What you have to do. Copy out every line from the records that includes "image".

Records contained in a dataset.
━━━━━━━━

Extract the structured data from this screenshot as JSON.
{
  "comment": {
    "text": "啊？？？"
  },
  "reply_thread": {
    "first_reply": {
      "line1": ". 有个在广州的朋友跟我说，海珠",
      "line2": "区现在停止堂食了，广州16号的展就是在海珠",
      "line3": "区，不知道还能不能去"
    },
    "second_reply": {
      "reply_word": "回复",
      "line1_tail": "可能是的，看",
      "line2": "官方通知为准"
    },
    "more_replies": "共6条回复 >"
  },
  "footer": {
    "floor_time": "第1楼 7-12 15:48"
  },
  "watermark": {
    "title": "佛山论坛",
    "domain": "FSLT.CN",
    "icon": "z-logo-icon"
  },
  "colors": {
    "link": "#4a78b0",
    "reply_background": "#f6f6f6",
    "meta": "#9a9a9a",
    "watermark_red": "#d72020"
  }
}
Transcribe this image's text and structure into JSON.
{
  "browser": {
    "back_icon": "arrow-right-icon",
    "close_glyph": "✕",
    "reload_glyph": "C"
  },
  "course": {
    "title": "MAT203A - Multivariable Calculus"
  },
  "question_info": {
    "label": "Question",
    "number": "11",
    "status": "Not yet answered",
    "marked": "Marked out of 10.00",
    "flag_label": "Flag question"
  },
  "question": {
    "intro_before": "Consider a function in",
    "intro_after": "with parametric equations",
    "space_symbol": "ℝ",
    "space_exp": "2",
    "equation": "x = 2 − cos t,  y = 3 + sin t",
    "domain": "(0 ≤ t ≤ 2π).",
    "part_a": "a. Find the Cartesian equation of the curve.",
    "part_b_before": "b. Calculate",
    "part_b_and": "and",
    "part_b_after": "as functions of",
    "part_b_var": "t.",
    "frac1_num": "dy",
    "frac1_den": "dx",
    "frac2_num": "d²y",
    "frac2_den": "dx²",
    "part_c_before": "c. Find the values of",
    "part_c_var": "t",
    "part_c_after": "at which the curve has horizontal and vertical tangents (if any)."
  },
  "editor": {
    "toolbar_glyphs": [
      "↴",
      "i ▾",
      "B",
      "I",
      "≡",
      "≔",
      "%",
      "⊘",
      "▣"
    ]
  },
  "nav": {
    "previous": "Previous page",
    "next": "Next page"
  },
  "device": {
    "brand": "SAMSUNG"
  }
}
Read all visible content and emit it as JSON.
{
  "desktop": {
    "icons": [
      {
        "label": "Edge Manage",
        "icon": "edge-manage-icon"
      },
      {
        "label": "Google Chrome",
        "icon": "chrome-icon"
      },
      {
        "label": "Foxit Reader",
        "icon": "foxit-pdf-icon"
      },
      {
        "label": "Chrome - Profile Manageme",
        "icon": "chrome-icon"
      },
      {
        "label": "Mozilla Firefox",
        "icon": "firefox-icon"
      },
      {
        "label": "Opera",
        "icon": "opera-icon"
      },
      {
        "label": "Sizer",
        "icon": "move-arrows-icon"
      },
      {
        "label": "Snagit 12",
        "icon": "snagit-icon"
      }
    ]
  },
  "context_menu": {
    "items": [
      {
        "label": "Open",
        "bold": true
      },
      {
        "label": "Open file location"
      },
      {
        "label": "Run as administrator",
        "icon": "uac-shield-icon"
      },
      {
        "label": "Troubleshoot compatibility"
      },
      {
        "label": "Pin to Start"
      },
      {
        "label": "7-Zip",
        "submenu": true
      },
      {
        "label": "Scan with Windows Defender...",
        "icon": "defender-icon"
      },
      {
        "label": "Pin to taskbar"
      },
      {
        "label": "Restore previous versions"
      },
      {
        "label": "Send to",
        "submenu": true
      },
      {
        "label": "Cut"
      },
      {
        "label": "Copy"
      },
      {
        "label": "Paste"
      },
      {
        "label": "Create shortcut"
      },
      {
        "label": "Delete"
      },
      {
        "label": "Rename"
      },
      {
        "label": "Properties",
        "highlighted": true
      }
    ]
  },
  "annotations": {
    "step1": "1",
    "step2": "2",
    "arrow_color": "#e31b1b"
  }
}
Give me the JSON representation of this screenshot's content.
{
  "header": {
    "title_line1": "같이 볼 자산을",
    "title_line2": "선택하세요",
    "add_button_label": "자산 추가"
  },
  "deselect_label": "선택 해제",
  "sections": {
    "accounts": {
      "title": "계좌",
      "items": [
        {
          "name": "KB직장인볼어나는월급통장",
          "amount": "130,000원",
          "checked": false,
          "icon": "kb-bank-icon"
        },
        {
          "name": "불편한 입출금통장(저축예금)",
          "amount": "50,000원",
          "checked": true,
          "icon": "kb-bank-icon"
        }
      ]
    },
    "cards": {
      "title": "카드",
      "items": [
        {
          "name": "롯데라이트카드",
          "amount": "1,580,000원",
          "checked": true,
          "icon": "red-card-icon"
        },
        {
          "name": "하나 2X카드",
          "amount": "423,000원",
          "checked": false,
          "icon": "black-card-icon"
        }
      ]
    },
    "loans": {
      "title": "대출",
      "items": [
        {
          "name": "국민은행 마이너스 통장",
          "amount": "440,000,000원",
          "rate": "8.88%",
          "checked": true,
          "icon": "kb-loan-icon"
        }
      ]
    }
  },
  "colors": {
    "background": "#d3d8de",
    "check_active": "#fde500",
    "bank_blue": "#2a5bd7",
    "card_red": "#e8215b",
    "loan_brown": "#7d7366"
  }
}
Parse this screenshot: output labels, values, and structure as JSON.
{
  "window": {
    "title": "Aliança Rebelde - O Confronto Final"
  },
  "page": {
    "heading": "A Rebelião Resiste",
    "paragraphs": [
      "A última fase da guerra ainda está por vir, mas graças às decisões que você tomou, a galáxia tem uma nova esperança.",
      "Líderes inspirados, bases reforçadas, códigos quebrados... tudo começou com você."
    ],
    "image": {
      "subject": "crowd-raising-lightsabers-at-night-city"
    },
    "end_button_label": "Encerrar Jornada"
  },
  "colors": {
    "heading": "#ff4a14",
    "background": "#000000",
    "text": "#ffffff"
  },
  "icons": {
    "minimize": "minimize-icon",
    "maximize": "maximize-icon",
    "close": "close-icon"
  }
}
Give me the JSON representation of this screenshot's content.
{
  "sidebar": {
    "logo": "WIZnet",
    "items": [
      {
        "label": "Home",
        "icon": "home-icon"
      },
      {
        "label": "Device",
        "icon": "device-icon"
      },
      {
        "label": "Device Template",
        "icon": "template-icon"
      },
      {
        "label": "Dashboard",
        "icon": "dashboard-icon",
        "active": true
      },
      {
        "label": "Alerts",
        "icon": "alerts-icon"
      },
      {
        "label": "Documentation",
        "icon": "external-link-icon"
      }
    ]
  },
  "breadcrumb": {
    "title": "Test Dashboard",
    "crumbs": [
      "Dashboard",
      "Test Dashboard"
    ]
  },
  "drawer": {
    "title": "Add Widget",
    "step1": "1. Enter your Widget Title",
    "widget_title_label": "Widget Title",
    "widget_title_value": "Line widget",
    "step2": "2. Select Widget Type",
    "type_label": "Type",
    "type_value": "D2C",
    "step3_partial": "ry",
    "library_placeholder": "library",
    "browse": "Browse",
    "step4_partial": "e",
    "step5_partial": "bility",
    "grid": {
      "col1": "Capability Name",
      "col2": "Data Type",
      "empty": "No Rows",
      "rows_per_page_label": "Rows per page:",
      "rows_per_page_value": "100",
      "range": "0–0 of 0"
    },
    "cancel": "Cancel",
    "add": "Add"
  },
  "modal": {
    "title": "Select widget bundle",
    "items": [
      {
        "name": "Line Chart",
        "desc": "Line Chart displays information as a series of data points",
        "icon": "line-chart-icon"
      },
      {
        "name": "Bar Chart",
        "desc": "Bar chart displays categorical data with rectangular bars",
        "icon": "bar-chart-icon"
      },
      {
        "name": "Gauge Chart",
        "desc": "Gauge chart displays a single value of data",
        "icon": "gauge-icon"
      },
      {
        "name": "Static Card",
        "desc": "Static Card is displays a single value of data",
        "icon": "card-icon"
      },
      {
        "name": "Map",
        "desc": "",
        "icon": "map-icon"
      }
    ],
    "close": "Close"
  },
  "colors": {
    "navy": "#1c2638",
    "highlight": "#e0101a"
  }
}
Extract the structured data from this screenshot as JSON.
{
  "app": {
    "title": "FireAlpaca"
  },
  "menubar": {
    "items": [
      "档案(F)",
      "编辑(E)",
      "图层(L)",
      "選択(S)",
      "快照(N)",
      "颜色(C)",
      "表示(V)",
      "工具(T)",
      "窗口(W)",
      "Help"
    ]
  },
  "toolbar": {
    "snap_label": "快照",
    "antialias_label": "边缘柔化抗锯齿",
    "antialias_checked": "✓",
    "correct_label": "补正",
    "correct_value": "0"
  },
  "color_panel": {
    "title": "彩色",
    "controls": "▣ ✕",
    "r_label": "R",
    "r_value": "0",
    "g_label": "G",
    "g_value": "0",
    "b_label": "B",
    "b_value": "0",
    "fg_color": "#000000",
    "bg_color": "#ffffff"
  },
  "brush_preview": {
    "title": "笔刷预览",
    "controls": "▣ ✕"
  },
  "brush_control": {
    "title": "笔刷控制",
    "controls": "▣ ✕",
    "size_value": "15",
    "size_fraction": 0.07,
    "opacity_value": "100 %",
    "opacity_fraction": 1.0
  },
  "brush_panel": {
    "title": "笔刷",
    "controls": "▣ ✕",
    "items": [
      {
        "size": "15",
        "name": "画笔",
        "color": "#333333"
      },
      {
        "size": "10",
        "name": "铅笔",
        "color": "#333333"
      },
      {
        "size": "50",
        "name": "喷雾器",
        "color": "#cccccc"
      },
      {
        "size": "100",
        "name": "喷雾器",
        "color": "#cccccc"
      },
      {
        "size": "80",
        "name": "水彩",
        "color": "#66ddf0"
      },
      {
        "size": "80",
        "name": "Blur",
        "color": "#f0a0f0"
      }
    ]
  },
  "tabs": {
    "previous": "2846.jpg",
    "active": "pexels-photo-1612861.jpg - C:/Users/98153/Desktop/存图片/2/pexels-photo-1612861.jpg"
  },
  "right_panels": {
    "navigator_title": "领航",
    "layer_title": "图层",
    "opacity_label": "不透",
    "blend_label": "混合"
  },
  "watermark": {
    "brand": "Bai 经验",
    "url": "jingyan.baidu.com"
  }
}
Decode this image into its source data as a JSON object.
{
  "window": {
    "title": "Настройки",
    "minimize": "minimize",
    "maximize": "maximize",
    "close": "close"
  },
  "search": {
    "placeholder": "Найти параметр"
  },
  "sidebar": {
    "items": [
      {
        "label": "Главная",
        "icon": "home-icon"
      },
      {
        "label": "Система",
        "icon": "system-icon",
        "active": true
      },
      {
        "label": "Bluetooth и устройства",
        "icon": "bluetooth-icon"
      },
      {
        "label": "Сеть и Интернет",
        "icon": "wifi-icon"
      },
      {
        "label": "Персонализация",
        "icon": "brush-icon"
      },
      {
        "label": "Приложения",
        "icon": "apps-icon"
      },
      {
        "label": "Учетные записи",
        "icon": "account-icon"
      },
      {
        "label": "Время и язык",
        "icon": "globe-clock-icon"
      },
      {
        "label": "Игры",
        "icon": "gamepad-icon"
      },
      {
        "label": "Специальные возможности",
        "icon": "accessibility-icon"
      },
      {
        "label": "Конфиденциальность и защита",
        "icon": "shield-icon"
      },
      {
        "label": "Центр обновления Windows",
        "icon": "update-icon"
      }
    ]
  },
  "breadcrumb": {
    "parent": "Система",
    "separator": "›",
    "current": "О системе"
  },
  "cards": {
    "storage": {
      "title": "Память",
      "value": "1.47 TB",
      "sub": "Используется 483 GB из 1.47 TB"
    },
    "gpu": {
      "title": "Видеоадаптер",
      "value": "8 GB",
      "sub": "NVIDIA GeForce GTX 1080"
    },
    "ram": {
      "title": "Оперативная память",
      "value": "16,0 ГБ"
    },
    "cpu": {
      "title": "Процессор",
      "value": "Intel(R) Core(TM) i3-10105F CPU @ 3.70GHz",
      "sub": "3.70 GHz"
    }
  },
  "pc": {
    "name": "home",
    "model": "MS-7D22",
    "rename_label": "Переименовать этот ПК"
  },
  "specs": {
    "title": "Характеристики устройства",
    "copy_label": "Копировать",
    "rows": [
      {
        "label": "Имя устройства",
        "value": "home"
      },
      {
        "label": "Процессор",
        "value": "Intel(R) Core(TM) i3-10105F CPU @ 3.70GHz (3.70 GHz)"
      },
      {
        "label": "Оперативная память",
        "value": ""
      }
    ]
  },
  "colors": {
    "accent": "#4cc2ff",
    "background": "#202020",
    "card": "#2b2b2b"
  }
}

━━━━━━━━

Result of this task.
Transcribe this image's text and structure into JSON.
    "image": {
Decode this image into its source data as a JSON object.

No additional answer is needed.